Monday, May 11, 2015
Cult-TV Theme Watch: The Post-Apocalypse
Mad Max: Fury Road (2015) premieres this weekend, and the longevity of that film franchise is just one indication of our continuing fascination with the end of the world...or more specifically, what comes AFTER the end of the world.
What happens when our civilization falls? When our society goes down for the count?
Regarding the possibility of future civilizations sprouting up in the ruins of our own, cult-television has explored quite a few possibilities across the decades.
The Twilight Zone (1959 - 1964) featured at least two close-up looks at post-apocalyptic worlds.
In "Time Enough at Last," book-worm Burgess Meredith survived nuclear disaster in a bank vault, and found a ruined, empty world when he came out.
Another episode, "The Old Man in the Cave" involved a group of nuclear war survivors who were tended to by a kindly machine, a computer, until a band of roving savages, led by James Coburn, overturned the apple cart.
On The Outer Limits (1962 - 1964), an episode titled "The Man Who Was Never Born" starred Martin Landau as Andro, a disfigured creature who was one of the last survivors of the human race.
In this tale, our civilization had been destroyed by the experiments of an ambitious scientist, Bertram Cabot. Andro told his sad story to an out-of-time astronaut who, by traveling through time to the future, could change the past and save our civilization from destruction.
In the early 1970s, Star Trek creator Gene Roddenberry attempted to depict a post-apocalyptic, futuristic world in a trio of TV-movies: Genesis II, Planet Earth, and Strange New World.
One of the most famous cinematic post-apocalyptic worlds came to television in 1974. The TV adaptation of Planet of the Apes featured a future world, circa 3085 A.D. in which humans had become primitive slaves to a race of intelligent, talking apes. Ruins of our civilization still existed (and were seen in episodes such as "The Trap,") but the apes assured that none of man's knowledge could come back into the society's common knowledge.
The only post-apocalyptic, live-action Saturday morning series of the 1970s, meanwhile, was Filmation's Ark II (1976). The series involved altruistic scientists driving impressive roving vehicle, as it attempted to re-connect various survivors of an environmental apocalypse.
Across the pond, the British series, Survivors (1975 - 1977) depicted a post-apocalyptic world of another sort.. A plague (again caused by an irresponsible scientist) wiped out most of the civilized world, sending the survivors back to a Dark Age with no electricity, no running water, and no law.
In 1977, Logan's Run -- a TV series based on the film -- was set in the 23rd century.

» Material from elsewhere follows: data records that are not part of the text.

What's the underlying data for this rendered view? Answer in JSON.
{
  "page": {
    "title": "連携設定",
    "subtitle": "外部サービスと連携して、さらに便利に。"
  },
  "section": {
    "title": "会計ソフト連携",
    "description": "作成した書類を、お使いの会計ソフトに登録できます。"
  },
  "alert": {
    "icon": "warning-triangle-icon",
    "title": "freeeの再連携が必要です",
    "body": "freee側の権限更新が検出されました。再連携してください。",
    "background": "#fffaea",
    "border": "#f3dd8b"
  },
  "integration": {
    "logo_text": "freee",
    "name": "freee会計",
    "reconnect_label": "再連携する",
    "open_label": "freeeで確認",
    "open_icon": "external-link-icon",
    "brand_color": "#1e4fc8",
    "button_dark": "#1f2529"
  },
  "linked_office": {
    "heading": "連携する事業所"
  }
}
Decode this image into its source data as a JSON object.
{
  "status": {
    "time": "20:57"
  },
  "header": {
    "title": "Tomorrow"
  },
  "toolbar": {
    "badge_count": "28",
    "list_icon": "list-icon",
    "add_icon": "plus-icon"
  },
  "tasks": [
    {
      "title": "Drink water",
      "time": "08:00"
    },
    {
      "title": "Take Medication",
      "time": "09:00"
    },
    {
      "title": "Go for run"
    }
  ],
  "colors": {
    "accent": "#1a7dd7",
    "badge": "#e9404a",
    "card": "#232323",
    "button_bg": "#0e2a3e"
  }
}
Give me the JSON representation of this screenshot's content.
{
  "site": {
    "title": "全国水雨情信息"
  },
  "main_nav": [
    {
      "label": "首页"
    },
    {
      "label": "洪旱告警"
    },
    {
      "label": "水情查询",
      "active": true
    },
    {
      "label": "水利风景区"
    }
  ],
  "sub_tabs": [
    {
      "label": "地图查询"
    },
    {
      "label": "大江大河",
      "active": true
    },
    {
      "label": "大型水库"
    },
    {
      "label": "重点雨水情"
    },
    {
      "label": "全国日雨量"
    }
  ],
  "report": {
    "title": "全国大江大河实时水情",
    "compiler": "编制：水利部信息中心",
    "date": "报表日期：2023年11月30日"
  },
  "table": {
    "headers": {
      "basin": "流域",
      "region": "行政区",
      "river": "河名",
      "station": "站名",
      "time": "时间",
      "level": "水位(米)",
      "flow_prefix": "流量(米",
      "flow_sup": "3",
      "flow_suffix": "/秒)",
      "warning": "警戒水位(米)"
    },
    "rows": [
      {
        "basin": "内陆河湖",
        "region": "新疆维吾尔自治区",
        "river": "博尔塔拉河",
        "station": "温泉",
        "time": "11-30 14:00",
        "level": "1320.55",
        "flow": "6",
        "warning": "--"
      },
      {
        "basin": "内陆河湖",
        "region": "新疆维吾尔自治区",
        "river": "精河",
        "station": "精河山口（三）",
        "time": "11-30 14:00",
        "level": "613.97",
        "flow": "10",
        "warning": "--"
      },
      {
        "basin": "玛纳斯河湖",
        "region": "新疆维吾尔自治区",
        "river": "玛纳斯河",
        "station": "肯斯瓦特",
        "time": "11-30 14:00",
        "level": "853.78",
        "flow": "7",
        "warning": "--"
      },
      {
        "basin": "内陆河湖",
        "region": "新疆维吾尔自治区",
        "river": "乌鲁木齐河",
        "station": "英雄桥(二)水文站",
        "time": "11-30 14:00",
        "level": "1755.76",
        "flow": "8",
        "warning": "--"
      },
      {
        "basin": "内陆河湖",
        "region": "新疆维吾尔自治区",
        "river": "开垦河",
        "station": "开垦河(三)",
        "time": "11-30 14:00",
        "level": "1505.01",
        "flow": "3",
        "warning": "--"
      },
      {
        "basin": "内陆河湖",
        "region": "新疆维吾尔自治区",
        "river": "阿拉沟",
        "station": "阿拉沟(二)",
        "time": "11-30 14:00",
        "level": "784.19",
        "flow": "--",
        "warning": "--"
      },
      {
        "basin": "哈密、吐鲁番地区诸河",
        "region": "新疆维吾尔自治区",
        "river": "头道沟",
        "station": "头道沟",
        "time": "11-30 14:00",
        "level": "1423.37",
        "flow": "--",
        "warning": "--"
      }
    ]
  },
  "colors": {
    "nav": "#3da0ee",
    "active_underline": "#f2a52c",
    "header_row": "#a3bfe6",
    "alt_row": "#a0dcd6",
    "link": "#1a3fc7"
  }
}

Survivors of a war now inhabited a City of Domes, and had to face mandatory death at age 30 or flee the city for the wilds outside, in hopes of finding the mythical Sanctuary.
In the mid-1980s, Captain Power and the Soldiers of the Future (1987) was set after the Metal Wars, in 2147 AD, and pit a handful of mankind's survivors against the forces of the A.I., and Lord Dread (David Hemblen).
The X-Files (1993 - 2002) episode "Amor Fati," in the seventh season, featured a glimpse of a post-apocalyptic, post-colonization world, in which the human race was wiped out by aliens.
In 2006, Jericho ran for two seasons on CBS, and involved a town in Kansas that had survived a limited nuclear war, one in which 23 American cities were hit.
The most popular post-apocalyptic series in history, perhaps, is The Walking Dead (2010 - ). In this program, of course, a zombie apocalypse burns through the world, destroying modern civilization, and leaving behind a handful of rag-tag survivors to start anew.
Revolution (2012 - 2014), meanwhile, was a series from Eric Kripke set fifteen years after the electrical grid permanently went down, and post-apocalypse America was separated into several warring states.